Do Start-up Founders Need to Code?
Interesting article from SF Gate: Non-Technical Founders Will Always Make Subpar Products That Fail Slowly. As a techie founder of a company, I certainly understand the thinking here. It was great that my time was the only investment I had to make to develop my website and when features were requested by my team and/or my clients I often would stay up late that night coding them. We landed more then a couple large clients that normally didn’t work with a company as small as ours based on our system’s technical capabilities. And I remember one of our largest client’s surprise when they asked for an integration feature, we had it ready to go in two weeks, they replied that they didn’t think anyone would be ready that quickly and they still needed a month or two on their end. And, or pivot on pricing model was quick and painless as I was able to quickly develop the technology needed to make the change.

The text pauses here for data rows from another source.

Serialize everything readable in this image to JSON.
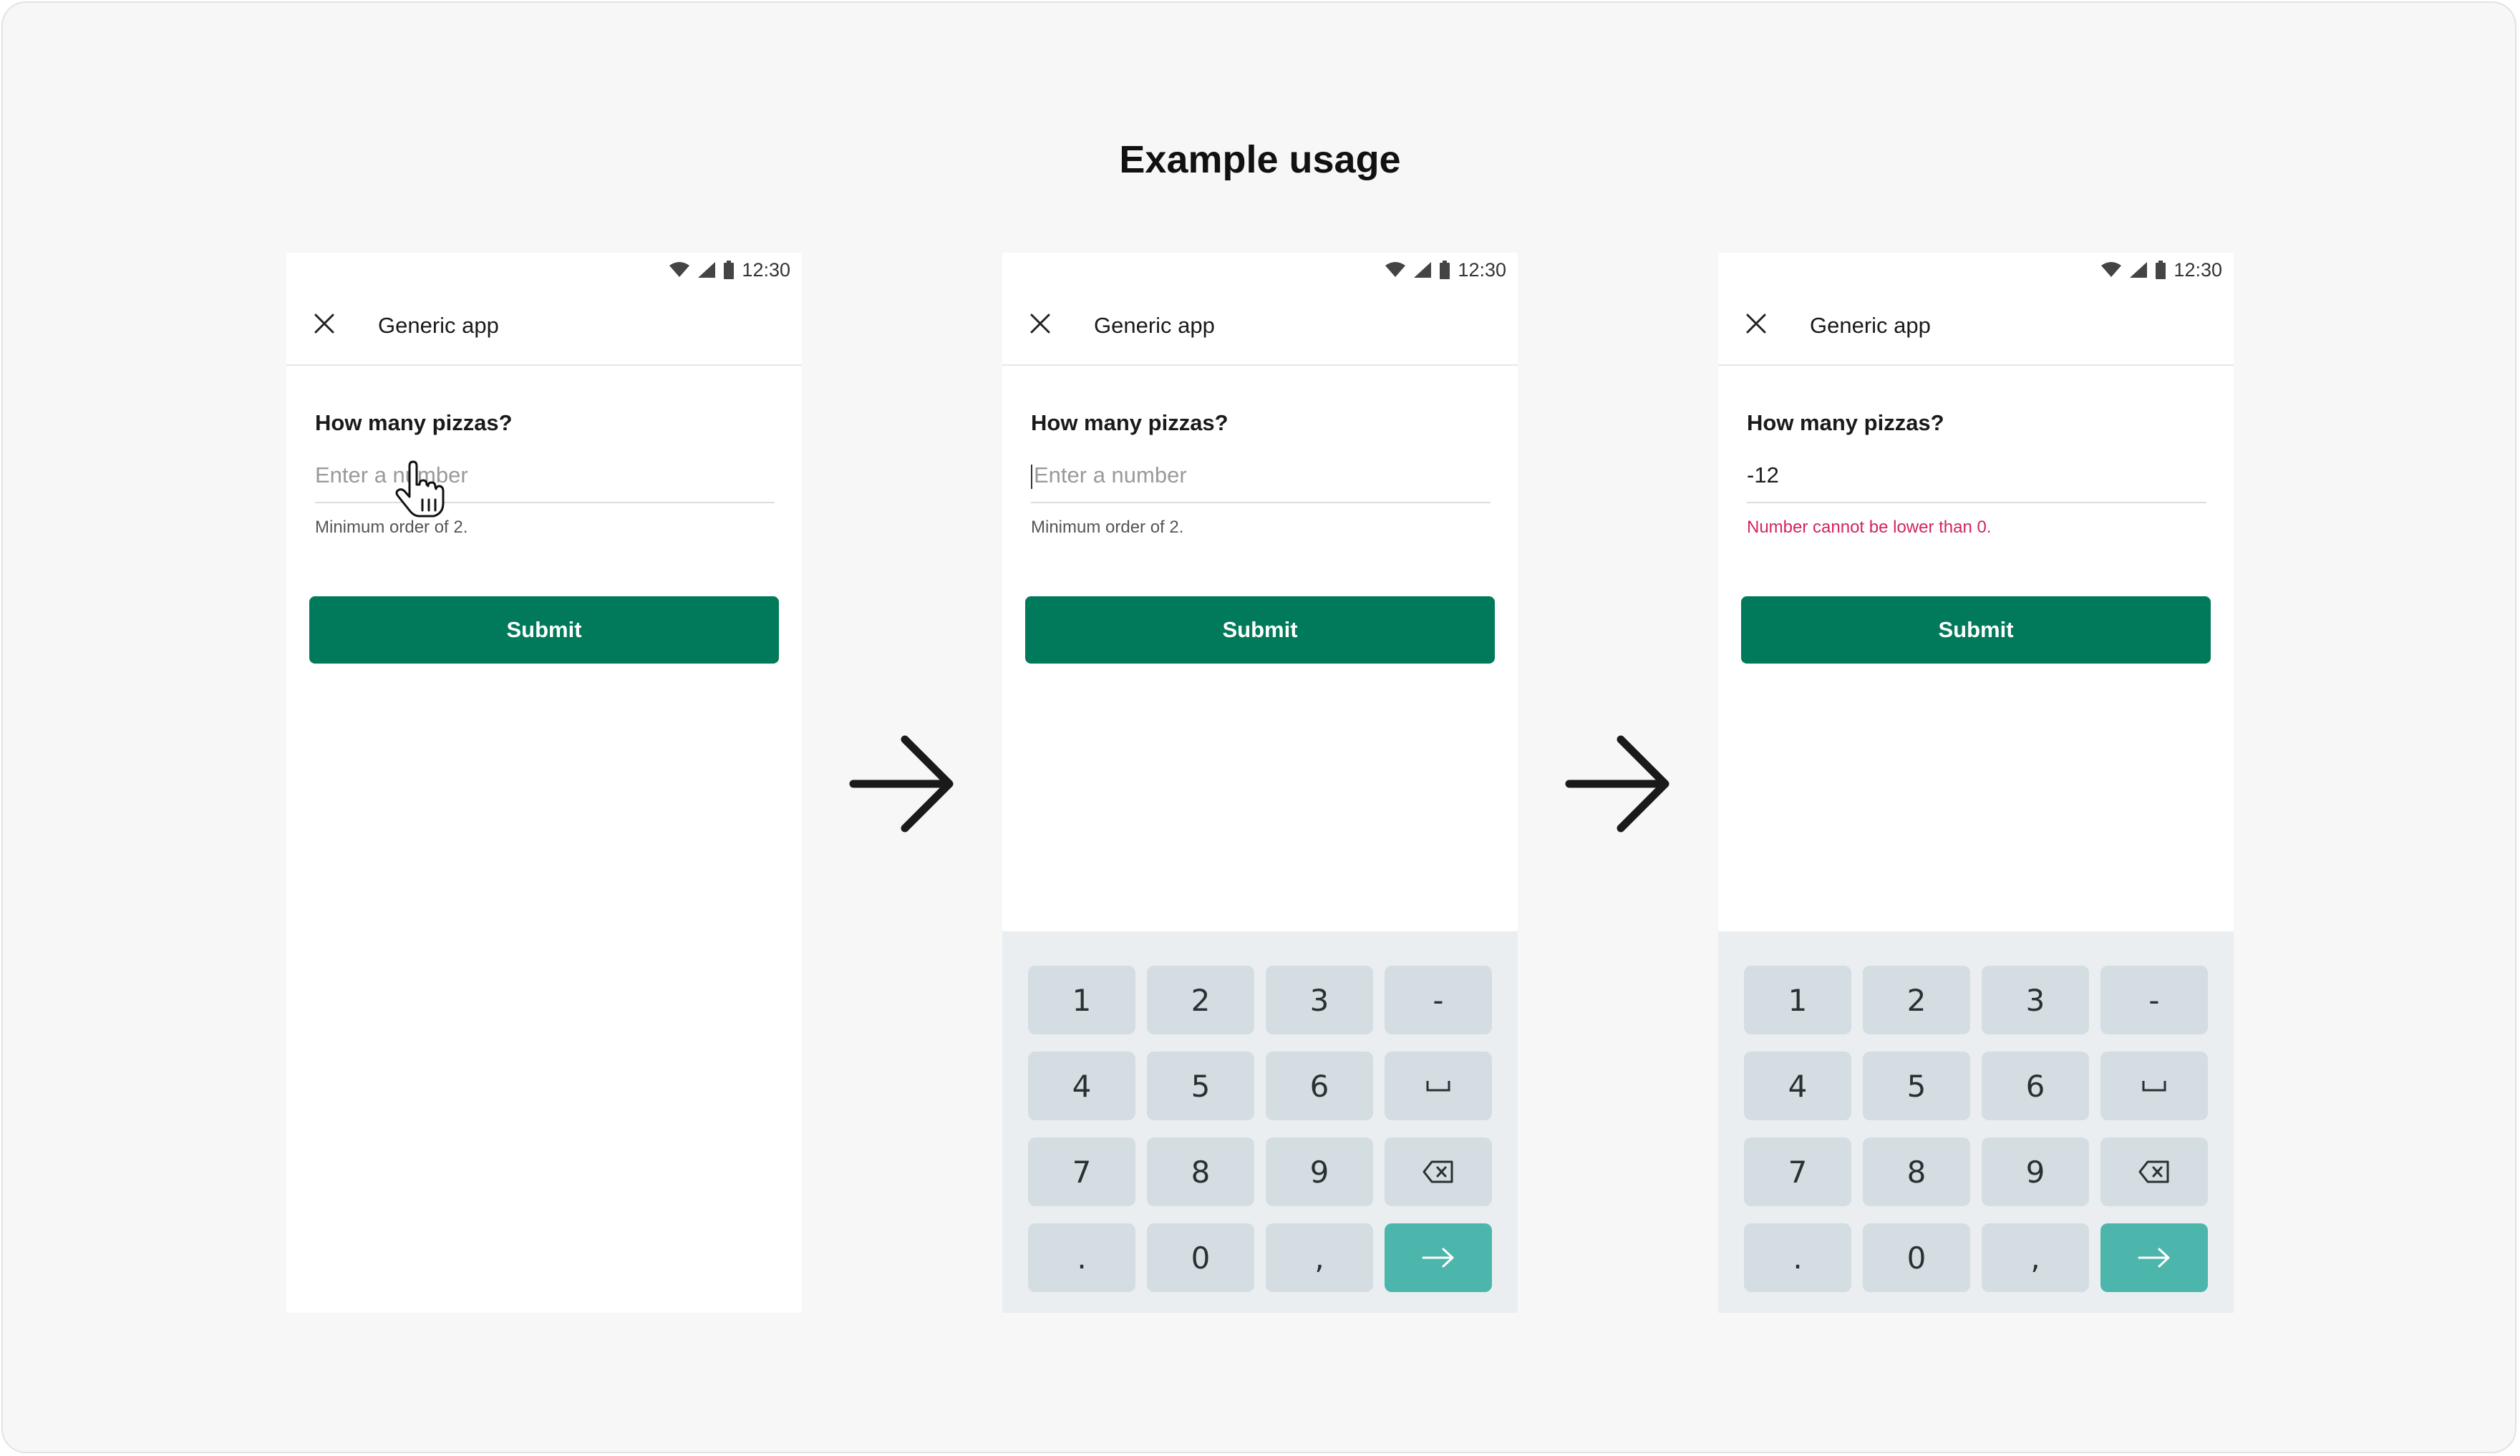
{
  "page": {
    "title": "Example usage"
  },
  "status": {
    "time": "12:30"
  },
  "screens": [
    {
      "app_title": "Generic app",
      "question": "How many pizzas?",
      "input": {
        "value": "",
        "placeholder": "Enter a number",
        "state": "hover"
      },
      "helper": "Minimum order of 2.",
      "submit_label": "Submit"
    },
    {
      "app_title": "Generic app",
      "question": "How many pizzas?",
      "input": {
        "value": "",
        "placeholder": "Enter a number",
        "state": "focused"
      },
      "helper": "Minimum order of 2.",
      "submit_label": "Submit"
    },
    {
      "app_title": "Generic app",
      "question": "How many pizzas?",
      "input": {
        "value": "-12",
        "placeholder": "Enter a number",
        "state": "error"
      },
      "helper": "Number cannot be lower than 0.",
      "submit_label": "Submit"
    }
  ],
  "keypad": {
    "keys": [
      "1",
      "2",
      "3",
      "-",
      "4",
      "5",
      "6",
      "space",
      "7",
      "8",
      "9",
      "backspace",
      ".",
      "0",
      ",",
      "enter"
    ]
  },
  "colors": {
    "primary_button": "#007a5a",
    "enter_key": "#4db6ac",
    "key": "#d3dde2",
    "keypad_bg": "#ebeef0",
    "error_text": "#d4245c"
  },
  "icons": {
    "close": "close-icon",
    "wifi": "wifi-icon",
    "signal": "signal-icon",
    "battery": "battery-icon",
    "cursor": "hand-cursor-icon",
    "flow_arrow": "arrow-right-icon"
  }
}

However, in hind site, I also see many opportunities missed due to my and my team’s general limited business savvy. Engineers/Programmers/Designers/etc tend to think they know everything, but time and time again I’ve seen the real value that a good “business” person adds. Of course, “good” is always the key, in all of these positions. This why even I, a successful entrepreneur, is planning to get my MBA now. I believe that adding a strong, core business education to my techie/entrepreneurial background is a killer combination.
As an early stage angel investor, my favorite type of team is two people, a rockstar engineer and a rockstar business person. If the team is lacking one of these, I need to see a solid plan on how those needs are going to be filled. It is very true that in the Bay Area (and I think the market in general) good tech talent is at a premium, but so are great MBAs that have a true entrepreneurial spirit.
I understand the sentiment in this article, and would encourage anyone thinking of starting their own tech company to learn some coding, there’s no way it can hurt. But I also think it’s a generalization that doesn’t necessarily hold up. Did Steve Jobs code?